Durham Constabulary is now investigating reports of damage to the wall and graves.

Mr Ryan, a former businessman, only applied for planning permission retrospectively, and has now been ordered by Durham County Council to destroy his extension and rebuild the cemetery wall by next summer.

Mr Ryan applied for planning permission retrospectively


North News & Pictures northn)

The estimated cost of both works is believed to be around £100,000, the Mail Online reports.

John Nicholson, from nearby Willington, complained about Mr Ryan’s extension to the council, claiming that his grandparents’ headstone had been left lying “face down in the ground” due to the building work.

He said: “I am writing to register my objection to the planning application of Mr Ryan who has already caused damage to the graveyard wall and desecrated many graves.

“One of which graves that has been damaged, is what we hoped was the final resting place of both my grandparents who had been laid to rest together in a grave close to the graveyard wall.

“Their headstone now lies face down in the ground following the building work that was carried out. It is hard to believe that anyone would be so disrespectful that they would demolish a graveyard wall and desecrate graves.”

One angry local claimed his grandparents’ headstone had been left face down on the ground


North News & Pictures northn)

John O’Connor, a neighbour of Mr Ryan, also sent a letter of objection to the council, in which he requested that the graveyard wall be rebuilt.

He wrote: “This extension to the dwelling house is completely out of character and its scale looks totally out of place to the historic graveyard wall it replaces.

“This building is unsightly, it is an eyesore from all angles, is of poor design and completely ruins the street scene when driving or walking up.

“The dwelling house is overbearing, the way this extension has encroached over the graveyard, and has the look of Mrs Bucket’s house from Charlie and the Chocolate Factory.”

Geoff Paul, Durham County Council’s interim head of housing and development, noted that the retrospective planning application was refused because the development was “not sympathetic to the character and appearance of the area”.

The council said the extension had resulted in the ‘loss of the historic fabric of the stone boundary wall’


North News & Pictures northn)

He also said the extension had resulted in the “loss of the historic fabric of the stone boundary wall”, but made it clear Mr Ryan could appeal against the refusal decision.

Mr Ryan told the Mail Online he built the extension for “health and safety reasons” as he and his wife are in their 70s.

He continued: “We did have a staircase going around the side of the house with slippery metal steps which was becoming unsafe.

“Beforehand, you couldn’t even see the wall because it had overgrown trees and ivy around it. The council knocked the graves over, not me.

“They said in a newsletter they had to knock some of them down because they were becoming unsafe.”

Get all the latest news sent to your inbox. Sign up for the free Mirror newsletter

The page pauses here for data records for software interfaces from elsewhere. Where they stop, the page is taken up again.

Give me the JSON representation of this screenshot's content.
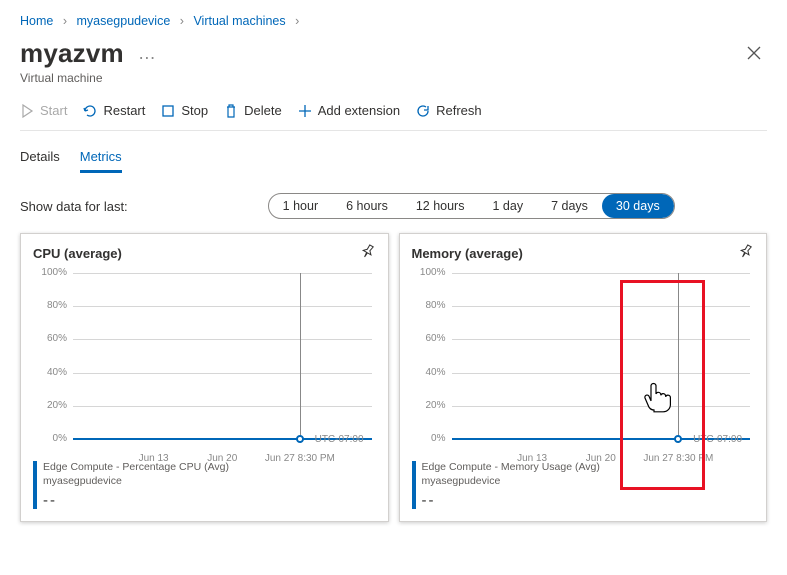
{
  "breadcrumb": {
    "home": "Home",
    "device": "myasegpudevice",
    "vms": "Virtual machines"
  },
  "header": {
    "title": "myazvm",
    "subtitle": "Virtual machine",
    "more": "…"
  },
  "toolbar": {
    "start": "Start",
    "restart": "Restart",
    "stop": "Stop",
    "delete": "Delete",
    "add_ext": "Add extension",
    "refresh": "Refresh"
  },
  "tabs": {
    "details": "Details",
    "metrics": "Metrics"
  },
  "show_label": "Show data for last:",
  "ranges": [
    "1 hour",
    "6 hours",
    "12 hours",
    "1 day",
    "7 days",
    "30 days"
  ],
  "active_range": "30 days",
  "cards": {
    "cpu": {
      "title": "CPU (average)",
      "legend_name": "Edge Compute - Percentage CPU (Avg)",
      "legend_sub": "myasegpudevice",
      "value": "--"
    },
    "mem": {
      "title": "Memory (average)",
      "legend_name": "Edge Compute - Memory Usage (Avg)",
      "legend_sub": "myasegpudevice",
      "value": "--"
    }
  },
  "chart_data": [
    {
      "type": "line",
      "title": "CPU (average)",
      "ylabel": "",
      "ylim": [
        0,
        100
      ],
      "yticks": [
        "0%",
        "20%",
        "40%",
        "60%",
        "80%",
        "100%"
      ],
      "x_ticks": [
        {
          "label": "Jun 13",
          "pos": 27
        },
        {
          "label": "Jun 20",
          "pos": 50
        },
        {
          "label": "Jun 27 8:30 PM",
          "pos": 76
        }
      ],
      "timezone": "UTC-07:00",
      "series": [
        {
          "name": "Edge Compute - Percentage CPU (Avg)",
          "color": "#0067b8",
          "constant_value_pct": 0
        }
      ],
      "hover": {
        "x_pct": 76
      }
    },
    {
      "type": "line",
      "title": "Memory (average)",
      "ylabel": "",
      "ylim": [
        0,
        100
      ],
      "yticks": [
        "0%",
        "20%",
        "40%",
        "60%",
        "80%",
        "100%"
      ],
      "x_ticks": [
        {
          "label": "Jun 13",
          "pos": 27
        },
        {
          "label": "Jun 20",
          "pos": 50
        },
        {
          "label": "Jun 27 8:30 PM",
          "pos": 76
        }
      ],
      "timezone": "UTC-07:00",
      "series": [
        {
          "name": "Edge Compute - Memory Usage (Avg)",
          "color": "#0067b8",
          "constant_value_pct": 0
        }
      ],
      "hover": {
        "x_pct": 76
      }
    }
  ]
}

Mr Ryan said it was “frustrating” people hadn’t read the newsletter and claimed all of the gravestones had been “down at least 20 years”.

He said he had rebuilt the wall “enough times” while living next to the graveyard for 40 years.

He added: “I’ve sent the council an email asking if they want the wall rebuilt as it was because it was collapsed, it was a pile of rubbish.”

A spokesperson for Durham Constabulary said: “Police received a report of damage to a wall and graves at the graveyard of St John the Baptist Church on Front Street in Quebec.

“The report was made in September this year and the investigation is ongoing into the circumstances surrounding the damage.”

Read More

Read More

Related Posts

George Holan

George Holan is chief editor at Plainsmen Post and has articles published in many notable publications in the last decade.

Leave a Reply

Your email address will not be published. Required fields are marked *